** RECORDS SHOWN **
• • • •

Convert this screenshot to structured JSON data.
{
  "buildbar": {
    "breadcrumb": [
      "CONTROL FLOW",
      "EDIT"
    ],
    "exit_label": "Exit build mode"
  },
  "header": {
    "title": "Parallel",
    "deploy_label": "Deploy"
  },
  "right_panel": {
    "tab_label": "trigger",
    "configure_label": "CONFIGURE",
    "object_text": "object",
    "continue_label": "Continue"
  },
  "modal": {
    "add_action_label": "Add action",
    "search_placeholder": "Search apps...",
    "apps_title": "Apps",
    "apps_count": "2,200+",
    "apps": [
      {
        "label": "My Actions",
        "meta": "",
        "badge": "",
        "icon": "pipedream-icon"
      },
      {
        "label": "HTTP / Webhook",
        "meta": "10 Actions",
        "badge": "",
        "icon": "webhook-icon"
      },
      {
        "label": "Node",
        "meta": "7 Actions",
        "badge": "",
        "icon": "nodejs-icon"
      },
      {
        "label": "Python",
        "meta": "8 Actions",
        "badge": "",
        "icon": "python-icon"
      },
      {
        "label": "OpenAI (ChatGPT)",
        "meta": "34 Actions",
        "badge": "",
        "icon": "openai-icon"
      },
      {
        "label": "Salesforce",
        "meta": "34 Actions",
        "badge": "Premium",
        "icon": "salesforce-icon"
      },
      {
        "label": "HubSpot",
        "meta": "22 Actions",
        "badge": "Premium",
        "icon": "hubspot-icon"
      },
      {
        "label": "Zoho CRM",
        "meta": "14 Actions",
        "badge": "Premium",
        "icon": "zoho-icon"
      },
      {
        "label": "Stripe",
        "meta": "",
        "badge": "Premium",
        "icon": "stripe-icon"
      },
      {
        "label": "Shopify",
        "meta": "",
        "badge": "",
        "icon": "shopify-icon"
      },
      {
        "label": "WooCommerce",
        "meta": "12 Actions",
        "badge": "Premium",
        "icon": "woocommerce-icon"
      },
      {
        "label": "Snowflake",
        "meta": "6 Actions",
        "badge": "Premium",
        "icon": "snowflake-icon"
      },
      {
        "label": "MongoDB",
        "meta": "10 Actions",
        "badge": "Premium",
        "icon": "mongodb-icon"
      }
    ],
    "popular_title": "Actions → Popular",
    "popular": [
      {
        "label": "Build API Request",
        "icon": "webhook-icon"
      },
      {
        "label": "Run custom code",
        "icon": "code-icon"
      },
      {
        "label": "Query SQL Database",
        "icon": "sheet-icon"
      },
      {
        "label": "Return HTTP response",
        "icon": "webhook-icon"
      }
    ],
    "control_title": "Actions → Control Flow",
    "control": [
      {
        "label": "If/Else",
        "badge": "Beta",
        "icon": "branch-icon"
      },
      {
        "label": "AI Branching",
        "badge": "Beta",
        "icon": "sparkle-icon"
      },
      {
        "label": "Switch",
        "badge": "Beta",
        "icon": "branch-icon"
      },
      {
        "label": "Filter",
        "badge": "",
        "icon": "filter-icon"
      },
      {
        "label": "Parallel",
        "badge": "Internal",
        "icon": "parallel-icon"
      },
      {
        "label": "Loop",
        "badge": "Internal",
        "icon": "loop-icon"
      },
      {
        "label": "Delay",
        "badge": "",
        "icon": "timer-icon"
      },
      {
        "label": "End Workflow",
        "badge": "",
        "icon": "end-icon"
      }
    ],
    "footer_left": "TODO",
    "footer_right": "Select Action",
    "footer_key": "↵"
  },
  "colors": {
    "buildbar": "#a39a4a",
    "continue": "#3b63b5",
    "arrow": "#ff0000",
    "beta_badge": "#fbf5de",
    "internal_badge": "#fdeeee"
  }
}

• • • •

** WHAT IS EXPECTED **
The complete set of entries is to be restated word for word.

** THE COMPLETED TASK **
Convert this screenshot to structured JSON data.
{
  "buildbar": {
    "breadcrumb": [
      "CONTROL FLOW",
      "EDIT"
    ],
    "exit_label": "Exit build mode"
  },
  "header": {
    "title": "Parallel",
    "deploy_label": "Deploy"
  },
  "right_panel": {
    "tab_label": "trigger",
    "configure_label": "CONFIGURE",
    "object_text": "object",
    "continue_label": "Continue"
  },
  "modal": {
    "add_action_label": "Add action",
    "search_placeholder": "Search apps...",
    "apps_title": "Apps",
    "apps_count": "2,200+",
    "apps": [
      {
        "label": "My Actions",
        "meta": "",
        "badge": "",
        "icon": "pipedream-icon"
      },
      {
        "label": "HTTP / Webhook",
        "meta": "10 Actions",
        "badge": "",
        "icon": "webhook-icon"
      },
      {
        "label": "Node",
        "meta": "7 Actions",
        "badge": "",
        "icon": "nodejs-icon"
      },
      {
        "label": "Python",
        "meta": "8 Actions",
        "badge": "",
        "icon": "python-icon"
      },
      {
        "label": "OpenAI (ChatGPT)",
        "meta": "34 Actions",
        "badge": "",
        "icon": "openai-icon"
      },
      {
        "label": "Salesforce",
        "meta": "34 Actions",
        "badge": "Premium",
        "icon": "salesforce-icon"
      },
      {
        "label": "HubSpot",
        "meta": "22 Actions",
        "badge": "Premium",
        "icon": "hubspot-icon"
      },
      {
        "label": "Zoho CRM",
        "meta": "14 Actions",
        "badge": "Premium",
        "icon": "zoho-icon"
      },
      {
        "label": "Stripe",
        "meta": "",
        "badge": "Premium",
        "icon": "stripe-icon"
      },
      {
        "label": "Shopify",
        "meta": "",
        "badge": "",
        "icon": "shopify-icon"
      },
      {
        "label": "WooCommerce",
        "meta": "12 Actions",
        "badge": "Premium",
        "icon": "woocommerce-icon"
      },
      {
        "label": "Snowflake",
        "meta": "6 Actions",
        "badge": "Premium",
        "icon": "snowflake-icon"
      },
      {
        "label": "MongoDB",
        "meta": "10 Actions",
        "badge": "Premium",
        "icon": "mongodb-icon"
      }
    ],
    "popular_title": "Actions → Popular",
    "popular": [
      {
        "label": "Build API Request",
        "icon": "webhook-icon"
      },
      {
        "label": "Run custom code",
        "icon": "code-icon"
      },
      {
        "label": "Query SQL Database",
        "icon": "sheet-icon"
      },
      {
        "label": "Return HTTP response",
        "icon": "webhook-icon"
      }
    ],
    "control_title": "Actions → Control Flow",
    "control": [
      {
        "label": "If/Else",
        "badge": "Beta",
        "icon": "branch-icon"
      },
      {
        "label": "AI Branching",
        "badge": "Beta",
        "icon": "sparkle-icon"
      },
      {
        "label": "Switch",
        "badge": "Beta",
        "icon": "branch-icon"
      },
      {
        "label": "Filter",
        "badge": "",
        "icon": "filter-icon"
      },
      {
        "label": "Parallel",
        "badge": "Internal",
        "icon": "parallel-icon"
      },
      {
        "label": "Loop",
        "badge": "Internal",
        "icon": "loop-icon"
      },
      {
        "label": "Delay",
        "badge": "",
        "icon": "timer-icon"
      },
      {
        "label": "End Workflow",
        "badge": "",
        "icon": "end-icon"
      }
    ],
    "footer_left": "TODO",
    "footer_right": "Select Action",
    "footer_key": "↵"
  },
  "colors": {
    "buildbar": "#a39a4a",
    "continue": "#3b63b5",
    "arrow": "#ff0000",
    "beta_badge": "#fbf5de",
    "internal_badge": "#fdeeee"
  }
}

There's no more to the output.